Each entry must appear in the answer exactly as written.

Data extracted from a collection:
▼

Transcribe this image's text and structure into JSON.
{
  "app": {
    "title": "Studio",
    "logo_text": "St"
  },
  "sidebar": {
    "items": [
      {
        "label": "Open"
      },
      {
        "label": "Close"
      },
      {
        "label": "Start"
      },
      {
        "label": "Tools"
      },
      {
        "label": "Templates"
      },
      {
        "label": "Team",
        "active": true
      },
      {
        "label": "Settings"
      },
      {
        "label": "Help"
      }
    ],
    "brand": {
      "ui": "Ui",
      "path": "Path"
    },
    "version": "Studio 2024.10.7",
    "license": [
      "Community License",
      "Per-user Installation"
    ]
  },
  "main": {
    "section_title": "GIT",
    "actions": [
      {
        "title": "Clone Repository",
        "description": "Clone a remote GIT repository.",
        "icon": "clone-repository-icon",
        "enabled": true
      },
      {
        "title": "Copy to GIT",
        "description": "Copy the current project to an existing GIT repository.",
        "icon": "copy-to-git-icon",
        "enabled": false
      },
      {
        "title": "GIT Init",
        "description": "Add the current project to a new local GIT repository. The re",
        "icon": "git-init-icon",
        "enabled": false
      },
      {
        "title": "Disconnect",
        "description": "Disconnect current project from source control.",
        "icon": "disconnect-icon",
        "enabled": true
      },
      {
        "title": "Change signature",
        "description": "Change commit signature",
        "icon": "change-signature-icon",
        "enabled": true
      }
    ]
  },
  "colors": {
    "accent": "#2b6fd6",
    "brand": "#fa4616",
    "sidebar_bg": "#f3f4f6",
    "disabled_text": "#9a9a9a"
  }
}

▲

_EXERCISE RESPONSE_
Transcribe this image's text and structure into JSON.
{
  "app": {
    "title": "Studio",
    "logo_text": "St"
  },
  "sidebar": {
    "items": [
      {
        "label": "Open"
      },
      {
        "label": "Close"
      },
      {
        "label": "Start"
      },
      {
        "label": "Tools"
      },
      {
        "label": "Templates"
      },
      {
        "label": "Team",
        "active": true
      },
      {
        "label": "Settings"
      },
      {
        "label": "Help"
      }
    ],
    "brand": {
      "ui": "Ui",
      "path": "Path"
    },
    "version": "Studio 2024.10.7",
    "license": [
      "Community License",
      "Per-user Installation"
    ]
  },
  "main": {
    "section_title": "GIT",
    "actions": [
      {
        "title": "Clone Repository",
        "description": "Clone a remote GIT repository.",
        "icon": "clone-repository-icon",
        "enabled": true
      },
      {
        "title": "Copy to GIT",
        "description": "Copy the current project to an existing GIT repository.",
        "icon": "copy-to-git-icon",
        "enabled": false
      },
      {
        "title": "GIT Init",
        "description": "Add the current project to a new local GIT repository. The re",
        "icon": "git-init-icon",
        "enabled": false
      },
      {
        "title": "Disconnect",
        "description": "Disconnect current project from source control.",
        "icon": "disconnect-icon",
        "enabled": true
      },
      {
        "title": "Change signature",
        "description": "Change commit signature",
        "icon": "change-signature-icon",
        "enabled": true
      }
    ]
  },
  "colors": {
    "accent": "#2b6fd6",
    "brand": "#fa4616",
    "sidebar_bg": "#f3f4f6",
    "disabled_text": "#9a9a9a"
  }
}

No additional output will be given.